Duque: Vaccinating 60 to 70 million people 'will take time'
MANILA (UPDATE) - The Philippines may start inoculating its citizens with the vaccine against COVID-19 around March or April next year, Health Secretary Francisco Duque III said Monday.
"We’ve done some scenario analysis under the leadership of Sec. (Carlito Jr) Galvez and I think the best case scenario would be about the end of the first quarter of 2021 or about the start of second quarter of next year," he told ANC's Headstart when asked when the inoculation may begin.
"A lot of factors will have to be taken into consideration to be able to more definitively set schedules for actual distribution, deployment, and inoculation of our people within our priority list," he said.
Duque said government is looking to build a portfolio of different vaccines, depending on the availability and evaluation of a panel of experts.
He said in the list are those from Sinovac, Gamaleya, AstraZeneca, Sinopharm, and Johnson & Johnson. Vaccines from these companies "require a much less sophisticated and a bit higher cold storage temperature."
Pfizer-BioNTech's vaccine demands -70 degrees celsius storage, which the Philippines does not have at the moment, said Duque. However, he said he heard from Galvez that the company "might be willing to provide" the storage facility to ensure the vaccine's effectivity.
The distribution then would depend on the requirement of each vaccine that will be rolled out, said Duque. Since the country has been doing vaccination drives for decades, it will "piggyback" on existing systems, he said.

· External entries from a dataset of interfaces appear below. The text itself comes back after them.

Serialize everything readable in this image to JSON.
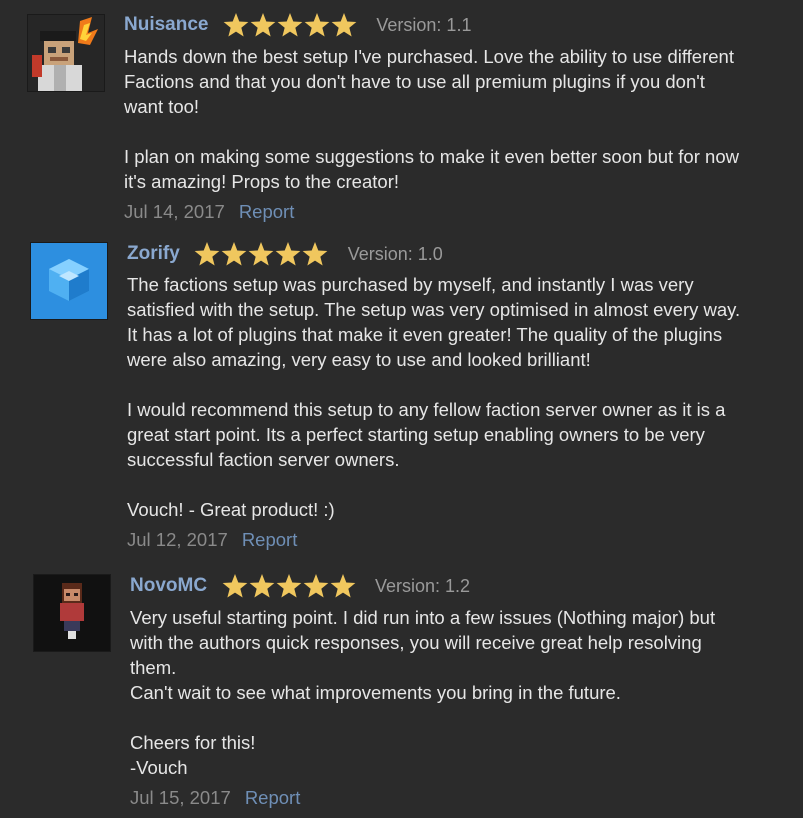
{
  "reviews": [
    {
      "username": "Nuisance",
      "rating": 5,
      "version": "Version: 1.1",
      "lines": [
        "Hands down the best setup I've purchased. Love the ability to use different",
        "Factions and that you don't have to use all premium plugins if you don't",
        "want too!",
        "",
        "I plan on making some suggestions to make it even better soon but for now",
        "it's amazing! Props to the creator!"
      ],
      "date": "Jul 14, 2017",
      "report_label": "Report"
    },
    {
      "username": "Zorify",
      "rating": 5,
      "version": "Version: 1.0",
      "lines": [
        "The factions setup was purchased by myself, and instantly I was very",
        "satisfied with the setup. The setup was very optimised in almost every way.",
        "It has a lot of plugins that make it even greater! The quality of the plugins",
        "were also amazing, very easy to use and looked brilliant!",
        "",
        "I would recommend this setup to any fellow faction server owner as it is a",
        "great start point. Its a perfect starting setup enabling owners to be very",
        "successful faction server owners.",
        "",
        "Vouch! - Great product! :)"
      ],
      "date": "Jul 12, 2017",
      "report_label": "Report"
    },
    {
      "username": "NovoMC",
      "rating": 5,
      "version": "Version: 1.2",
      "lines": [
        "Very useful starting point. I did run into a few issues (Nothing major) but",
        "with the authors quick responses, you will receive great help resolving",
        "them.",
        "Can't wait to see what improvements you bring in the future.",
        "",
        "Cheers for this!",
        "-Vouch"
      ],
      "date": "Jul 15, 2017",
      "report_label": "Report"
    }
  ],
  "colors": {
    "background": "#2b2b2b",
    "username": "#8aa8cf",
    "star": "#f0c75e",
    "text": "#e6e6e6",
    "muted": "#8a8a8a",
    "link": "#6f8fb6"
  },
  "icons": {
    "star": "star-icon"
  }
}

"We need to enhance the capacity because there has never been in the history (a time when we had to vaccinate) a huge number of people, at 60 to 70 million people. It will take time to do it," he said.
The government will also need to train more people to do the inoculation in a larger scale, he said.
He added, some P13.2 billion has been earmarked for peripheral costs of vaccination, such as the purchase of syringes and waste disposal.
Duque also committed to being one of the first to receive the vaccine to encourage the public to also get themselves inoculated. He said he will also invite other Cabinet officials to do the same.
The government is hoping to inoculate about 50 to 60 percent of the country's population to achieve herd immunity from COVID-19.
President Rodrigo Duterte signed earlier this month an executive order allowing the Food and Drug Administration to issue emergency use authorization for COVID-19 vaccines and drugs.
This means that coronavirus vaccines approved by the countries where they were developed can be used locally after 21 days, down from the current required 6-month verification.